== What is required ==
The records below need to be repeated exactly, with every picture left out.

== Data to examine ==
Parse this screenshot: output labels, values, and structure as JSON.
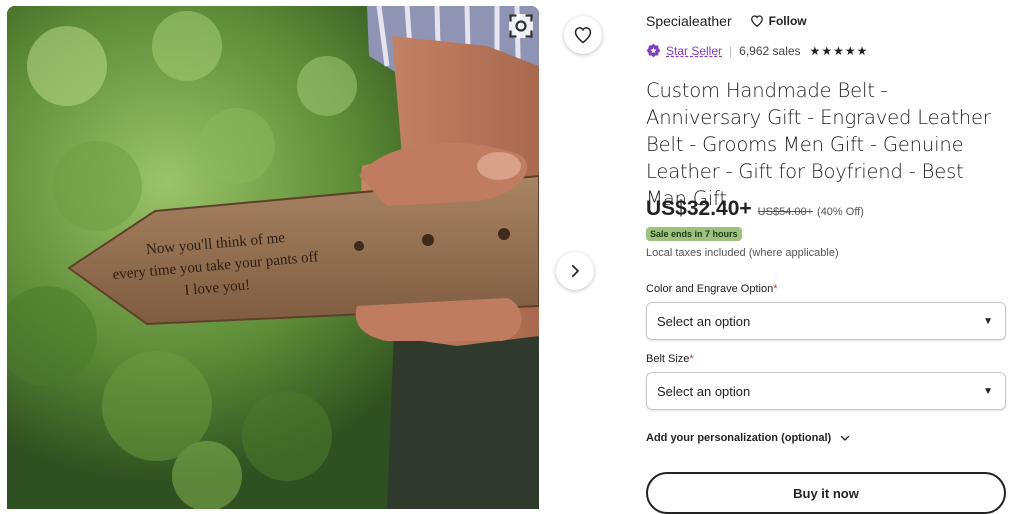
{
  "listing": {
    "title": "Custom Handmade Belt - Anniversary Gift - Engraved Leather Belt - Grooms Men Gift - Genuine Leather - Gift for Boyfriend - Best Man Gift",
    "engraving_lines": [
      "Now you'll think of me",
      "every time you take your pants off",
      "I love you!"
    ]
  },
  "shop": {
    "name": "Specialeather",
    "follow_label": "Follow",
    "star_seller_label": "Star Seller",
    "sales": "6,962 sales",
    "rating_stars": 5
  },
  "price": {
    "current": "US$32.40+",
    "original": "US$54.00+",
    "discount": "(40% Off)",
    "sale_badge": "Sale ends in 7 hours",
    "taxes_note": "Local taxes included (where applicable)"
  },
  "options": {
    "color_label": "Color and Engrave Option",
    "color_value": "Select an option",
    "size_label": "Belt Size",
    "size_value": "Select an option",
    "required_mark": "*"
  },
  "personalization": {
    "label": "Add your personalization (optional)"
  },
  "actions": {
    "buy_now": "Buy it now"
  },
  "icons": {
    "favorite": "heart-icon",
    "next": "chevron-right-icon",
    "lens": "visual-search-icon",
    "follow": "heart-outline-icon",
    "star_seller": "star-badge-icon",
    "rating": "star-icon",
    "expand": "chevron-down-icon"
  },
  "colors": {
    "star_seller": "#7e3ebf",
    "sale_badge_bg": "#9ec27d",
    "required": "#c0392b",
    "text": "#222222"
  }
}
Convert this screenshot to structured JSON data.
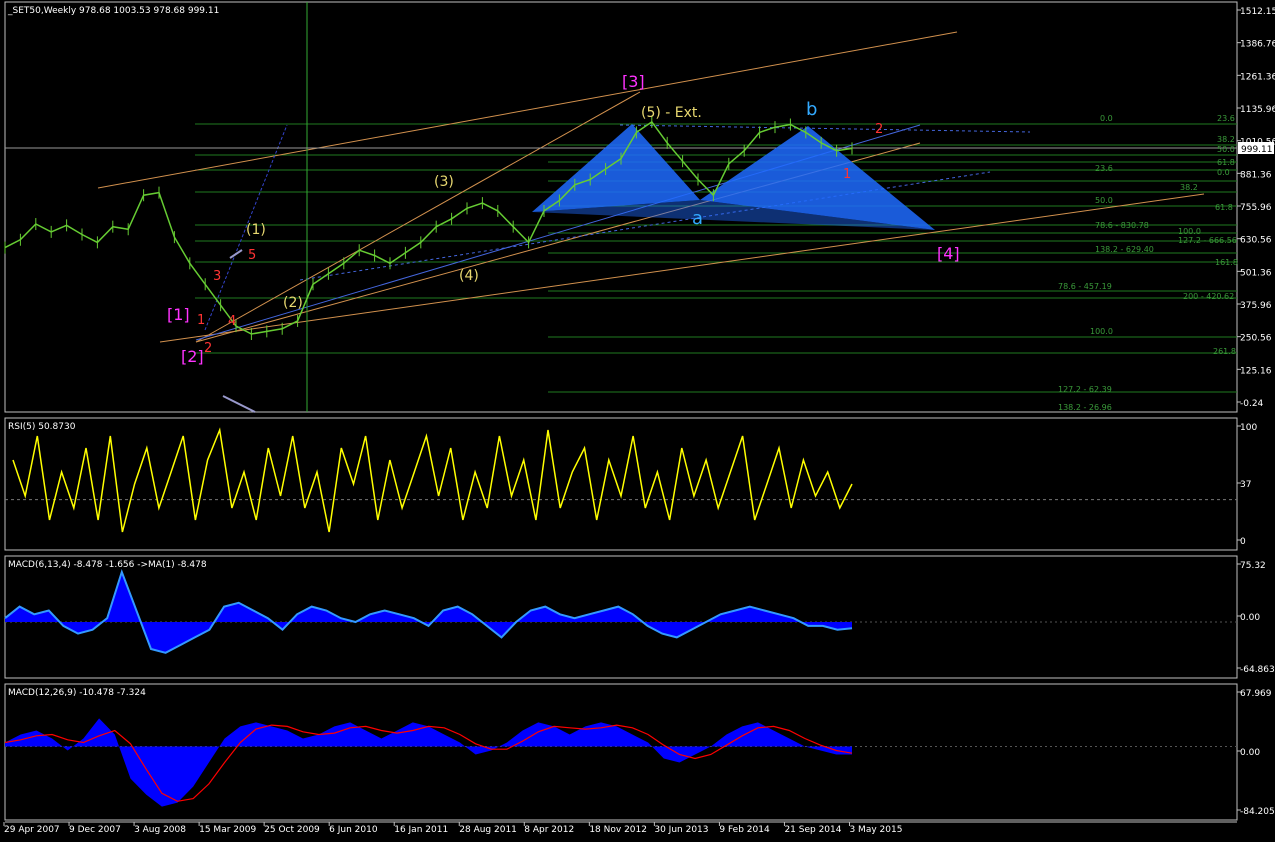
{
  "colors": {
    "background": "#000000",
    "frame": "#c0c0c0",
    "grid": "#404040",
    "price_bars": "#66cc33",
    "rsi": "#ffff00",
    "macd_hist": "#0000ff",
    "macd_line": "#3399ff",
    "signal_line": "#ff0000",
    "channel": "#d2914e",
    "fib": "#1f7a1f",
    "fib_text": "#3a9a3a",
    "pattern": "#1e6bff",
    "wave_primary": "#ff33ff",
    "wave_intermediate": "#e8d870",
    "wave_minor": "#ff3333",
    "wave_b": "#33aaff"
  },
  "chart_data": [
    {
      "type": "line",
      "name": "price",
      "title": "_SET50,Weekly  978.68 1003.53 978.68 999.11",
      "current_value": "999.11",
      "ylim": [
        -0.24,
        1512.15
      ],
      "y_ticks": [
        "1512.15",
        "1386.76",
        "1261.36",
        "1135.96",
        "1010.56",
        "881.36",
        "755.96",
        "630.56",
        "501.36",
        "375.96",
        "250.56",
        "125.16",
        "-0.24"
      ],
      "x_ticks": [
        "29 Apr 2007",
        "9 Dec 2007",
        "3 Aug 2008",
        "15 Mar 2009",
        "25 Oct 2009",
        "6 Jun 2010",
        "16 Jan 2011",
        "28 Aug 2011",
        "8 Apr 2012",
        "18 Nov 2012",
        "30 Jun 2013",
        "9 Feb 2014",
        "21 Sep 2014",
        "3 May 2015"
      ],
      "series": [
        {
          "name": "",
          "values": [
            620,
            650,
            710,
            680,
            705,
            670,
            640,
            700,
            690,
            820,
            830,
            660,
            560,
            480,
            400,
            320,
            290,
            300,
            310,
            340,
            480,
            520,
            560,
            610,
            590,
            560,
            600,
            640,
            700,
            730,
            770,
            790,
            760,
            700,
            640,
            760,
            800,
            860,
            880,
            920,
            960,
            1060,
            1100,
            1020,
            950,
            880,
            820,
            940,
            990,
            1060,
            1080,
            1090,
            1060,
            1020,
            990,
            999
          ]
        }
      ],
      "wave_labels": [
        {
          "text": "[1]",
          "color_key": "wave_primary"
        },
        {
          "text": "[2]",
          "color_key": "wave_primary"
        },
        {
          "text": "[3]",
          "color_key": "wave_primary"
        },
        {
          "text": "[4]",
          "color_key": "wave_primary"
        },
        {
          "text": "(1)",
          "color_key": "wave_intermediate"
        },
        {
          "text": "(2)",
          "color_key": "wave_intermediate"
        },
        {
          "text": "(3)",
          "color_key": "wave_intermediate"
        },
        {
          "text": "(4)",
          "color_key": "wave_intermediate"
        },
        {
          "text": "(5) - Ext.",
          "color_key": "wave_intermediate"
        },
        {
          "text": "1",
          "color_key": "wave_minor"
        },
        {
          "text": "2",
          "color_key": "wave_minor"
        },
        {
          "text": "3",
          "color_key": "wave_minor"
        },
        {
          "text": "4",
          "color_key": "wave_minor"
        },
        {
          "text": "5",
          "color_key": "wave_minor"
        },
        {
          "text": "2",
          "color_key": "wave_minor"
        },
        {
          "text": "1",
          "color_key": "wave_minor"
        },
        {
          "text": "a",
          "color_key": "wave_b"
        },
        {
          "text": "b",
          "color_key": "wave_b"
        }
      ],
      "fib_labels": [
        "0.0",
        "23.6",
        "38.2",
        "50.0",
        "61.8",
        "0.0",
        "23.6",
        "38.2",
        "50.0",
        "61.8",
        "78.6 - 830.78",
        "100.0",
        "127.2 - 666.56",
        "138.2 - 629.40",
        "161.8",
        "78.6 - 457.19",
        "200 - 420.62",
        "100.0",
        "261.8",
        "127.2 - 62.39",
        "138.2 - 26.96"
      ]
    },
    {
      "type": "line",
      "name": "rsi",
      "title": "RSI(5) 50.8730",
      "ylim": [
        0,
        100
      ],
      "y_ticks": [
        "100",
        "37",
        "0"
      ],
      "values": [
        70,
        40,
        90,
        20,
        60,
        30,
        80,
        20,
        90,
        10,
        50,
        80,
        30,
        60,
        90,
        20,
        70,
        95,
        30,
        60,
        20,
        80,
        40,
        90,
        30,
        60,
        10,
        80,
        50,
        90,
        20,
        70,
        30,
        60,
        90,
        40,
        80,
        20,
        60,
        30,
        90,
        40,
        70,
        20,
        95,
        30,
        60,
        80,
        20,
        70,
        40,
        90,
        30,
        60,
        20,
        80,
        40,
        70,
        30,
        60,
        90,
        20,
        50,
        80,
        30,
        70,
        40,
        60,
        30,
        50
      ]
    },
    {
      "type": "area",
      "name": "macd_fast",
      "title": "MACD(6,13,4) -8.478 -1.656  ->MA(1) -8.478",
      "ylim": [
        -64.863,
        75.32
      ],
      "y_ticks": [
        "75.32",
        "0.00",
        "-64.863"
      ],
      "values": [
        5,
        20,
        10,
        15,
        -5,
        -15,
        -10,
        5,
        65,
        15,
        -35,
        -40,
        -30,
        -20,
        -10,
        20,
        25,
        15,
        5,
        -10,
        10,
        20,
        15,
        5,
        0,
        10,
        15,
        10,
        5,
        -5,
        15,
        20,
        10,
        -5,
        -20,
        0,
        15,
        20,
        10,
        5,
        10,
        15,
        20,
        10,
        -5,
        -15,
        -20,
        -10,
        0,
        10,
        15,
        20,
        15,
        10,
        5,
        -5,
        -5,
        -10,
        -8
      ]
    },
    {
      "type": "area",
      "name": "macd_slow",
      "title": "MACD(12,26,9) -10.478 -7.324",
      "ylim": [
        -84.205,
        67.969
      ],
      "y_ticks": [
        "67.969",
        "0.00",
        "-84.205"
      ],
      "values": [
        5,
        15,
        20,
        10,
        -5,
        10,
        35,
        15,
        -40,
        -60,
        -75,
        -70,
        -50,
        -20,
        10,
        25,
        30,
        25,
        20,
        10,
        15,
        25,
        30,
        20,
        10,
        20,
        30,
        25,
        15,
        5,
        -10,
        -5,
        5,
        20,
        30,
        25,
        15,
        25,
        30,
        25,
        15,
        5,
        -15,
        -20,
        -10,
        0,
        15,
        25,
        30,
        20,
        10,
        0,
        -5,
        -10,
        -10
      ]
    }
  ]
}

== Output below ==
Parse this screenshot: output labels, values, and structure as JSON.
{
  "listing": {
    "title": "Custom Handmade Belt - Anniversary Gift - Engraved Leather Belt - Grooms Men Gift - Genuine Leather - Gift for Boyfriend - Best Man Gift",
    "engraving_lines": [
      "Now you'll think of me",
      "every time you take your pants off",
      "I love you!"
    ]
  },
  "shop": {
    "name": "Specialeather",
    "follow_label": "Follow",
    "star_seller_label": "Star Seller",
    "sales": "6,962 sales",
    "rating_stars": 5
  },
  "price": {
    "current": "US$32.40+",
    "original": "US$54.00+",
    "discount": "(40% Off)",
    "sale_badge": "Sale ends in 7 hours",
    "taxes_note": "Local taxes included (where applicable)"
  },
  "options": {
    "color_label": "Color and Engrave Option",
    "color_value": "Select an option",
    "size_label": "Belt Size",
    "size_value": "Select an option",
    "required_mark": "*"
  },
  "personalization": {
    "label": "Add your personalization (optional)"
  },
  "actions": {
    "buy_now": "Buy it now"
  },
  "icons": {
    "favorite": "heart-icon",
    "next": "chevron-right-icon",
    "lens": "visual-search-icon",
    "follow": "heart-outline-icon",
    "star_seller": "star-badge-icon",
    "rating": "star-icon",
    "expand": "chevron-down-icon"
  },
  "colors": {
    "star_seller": "#7e3ebf",
    "sale_badge_bg": "#9ec27d",
    "required": "#c0392b",
    "text": "#222222"
  }
}
Convert this screenshot to structured JSON data.
{
  "colors": {
    "background": "#000000",
    "frame": "#c0c0c0",
    "grid": "#404040",
    "price_bars": "#66cc33",
    "rsi": "#ffff00",
    "macd_hist": "#0000ff",
    "macd_line": "#3399ff",
    "signal_line": "#ff0000",
    "channel": "#d2914e",
    "fib": "#1f7a1f",
    "fib_text": "#3a9a3a",
    "pattern": "#1e6bff",
    "wave_primary": "#ff33ff",
    "wave_intermediate": "#e8d870",
    "wave_minor": "#ff3333",
    "wave_b": "#33aaff"
  },
  "chart_data": [
    {
      "type": "line",
      "name": "price",
      "title": "_SET50,Weekly  978.68 1003.53 978.68 999.11",
      "current_value": "999.11",
      "ylim": [
        -0.24,
        1512.15
      ],
      "y_ticks": [
        "1512.15",
        "1386.76",
        "1261.36",
        "1135.96",
        "1010.56",
        "881.36",
        "755.96",
        "630.56",
        "501.36",
        "375.96",
        "250.56",
        "125.16",
        "-0.24"
      ],
      "x_ticks": [
        "29 Apr 2007",
        "9 Dec 2007",
        "3 Aug 2008",
        "15 Mar 2009",
        "25 Oct 2009",
        "6 Jun 2010",
        "16 Jan 2011",
        "28 Aug 2011",
        "8 Apr 2012",
        "18 Nov 2012",
        "30 Jun 2013",
        "9 Feb 2014",
        "21 Sep 2014",
        "3 May 2015"
      ],
      "series": [
        {
          "name": "",
          "values": [
            620,
            650,
            710,
            680,
            705,
            670,
            640,
            700,
            690,
            820,
            830,
            660,
            560,
            480,
            400,
            320,
            290,
            300,
            310,
            340,
            480,
            520,
            560,
            610,
            590,
            560,
            600,
            640,
            700,
            730,
            770,
            790,
            760,
            700,
            640,
            760,
            800,
            860,
            880,
            920,
            960,
            1060,
            1100,
            1020,
            950,
            880,
            820,
            940,
            990,
            1060,
            1080,
            1090,
            1060,
            1020,
            990,
            999
          ]
        }
      ],
      "wave_labels": [
        {
          "text": "[1]",
          "color_key": "wave_primary"
        },
        {
          "text": "[2]",
          "color_key": "wave_primary"
        },
        {
          "text": "[3]",
          "color_key": "wave_primary"
        },
        {
          "text": "[4]",
          "color_key": "wave_primary"
        },
        {
          "text": "(1)",
          "color_key": "wave_intermediate"
        },
        {
          "text": "(2)",
          "color_key": "wave_intermediate"
        },
        {
          "text": "(3)",
          "color_key": "wave_intermediate"
        },
        {
          "text": "(4)",
          "color_key": "wave_intermediate"
        },
        {
          "text": "(5) - Ext.",
          "color_key": "wave_intermediate"
        },
        {
          "text": "1",
          "color_key": "wave_minor"
        },
        {
          "text": "2",
          "color_key": "wave_minor"
        },
        {
          "text": "3",
          "color_key": "wave_minor"
        },
        {
          "text": "4",
          "color_key": "wave_minor"
        },
        {
          "text": "5",
          "color_key": "wave_minor"
        },
        {
          "text": "2",
          "color_key": "wave_minor"
        },
        {
          "text": "1",
          "color_key": "wave_minor"
        },
        {
          "text": "a",
          "color_key": "wave_b"
        },
        {
          "text": "b",
          "color_key": "wave_b"
        }
      ],
      "fib_labels": [
        "0.0",
        "23.6",
        "38.2",
        "50.0",
        "61.8",
        "0.0",
        "23.6",
        "38.2",
        "50.0",
        "61.8",
        "78.6 - 830.78",
        "100.0",
        "127.2 - 666.56",
        "138.2 - 629.40",
        "161.8",
        "78.6 - 457.19",
        "200 - 420.62",
        "100.0",
        "261.8",
        "127.2 - 62.39",
        "138.2 - 26.96"
      ]
    },
    {
      "type": "line",
      "name": "rsi",
      "title": "RSI(5) 50.8730",
      "ylim": [
        0,
        100
      ],
      "y_ticks": [
        "100",
        "37",
        "0"
      ],
      "values": [
        70,
        40,
        90,
        20,
        60,
        30,
        80,
        20,
        90,
        10,
        50,
        80,
        30,
        60,
        90,
        20,
        70,
        95,
        30,
        60,
        20,
        80,
        40,
        90,
        30,
        60,
        10,
        80,
        50,
        90,
        20,
        70,
        30,
        60,
        90,
        40,
        80,
        20,
        60,
        30,
        90,
        40,
        70,
        20,
        95,
        30,
        60,
        80,
        20,
        70,
        40,
        90,
        30,
        60,
        20,
        80,
        40,
        70,
        30,
        60,
        90,
        20,
        50,
        80,
        30,
        70,
        40,
        60,
        30,
        50
      ]
    },
    {
      "type": "area",
      "name": "macd_fast",
      "title": "MACD(6,13,4) -8.478 -1.656  ->MA(1) -8.478",
      "ylim": [
        -64.863,
        75.32
      ],
      "y_ticks": [
        "75.32",
        "0.00",
        "-64.863"
      ],
      "values": [
        5,
        20,
        10,
        15,
        -5,
        -15,
        -10,
        5,
        65,
        15,
        -35,
        -40,
        -30,
        -20,
        -10,
        20,
        25,
        15,
        5,
        -10,
        10,
        20,
        15,
        5,
        0,
        10,
        15,
        10,
        5,
        -5,
        15,
        20,
        10,
        -5,
        -20,
        0,
        15,
        20,
        10,
        5,
        10,
        15,
        20,
        10,
        -5,
        -15,
        -20,
        -10,
        0,
        10,
        15,
        20,
        15,
        10,
        5,
        -5,
        -5,
        -10,
        -8
      ]
    },
    {
      "type": "area",
      "name": "macd_slow",
      "title": "MACD(12,26,9) -10.478 -7.324",
      "ylim": [
        -84.205,
        67.969
      ],
      "y_ticks": [
        "67.969",
        "0.00",
        "-84.205"
      ],
      "values": [
        5,
        15,
        20,
        10,
        -5,
        10,
        35,
        15,
        -40,
        -60,
        -75,
        -70,
        -50,
        -20,
        10,
        25,
        30,
        25,
        20,
        10,
        15,
        25,
        30,
        20,
        10,
        20,
        30,
        25,
        15,
        5,
        -10,
        -5,
        5,
        20,
        30,
        25,
        15,
        25,
        30,
        25,
        15,
        5,
        -15,
        -20,
        -10,
        0,
        15,
        25,
        30,
        20,
        10,
        0,
        -5,
        -10,
        -10
      ]
    }
  ]
}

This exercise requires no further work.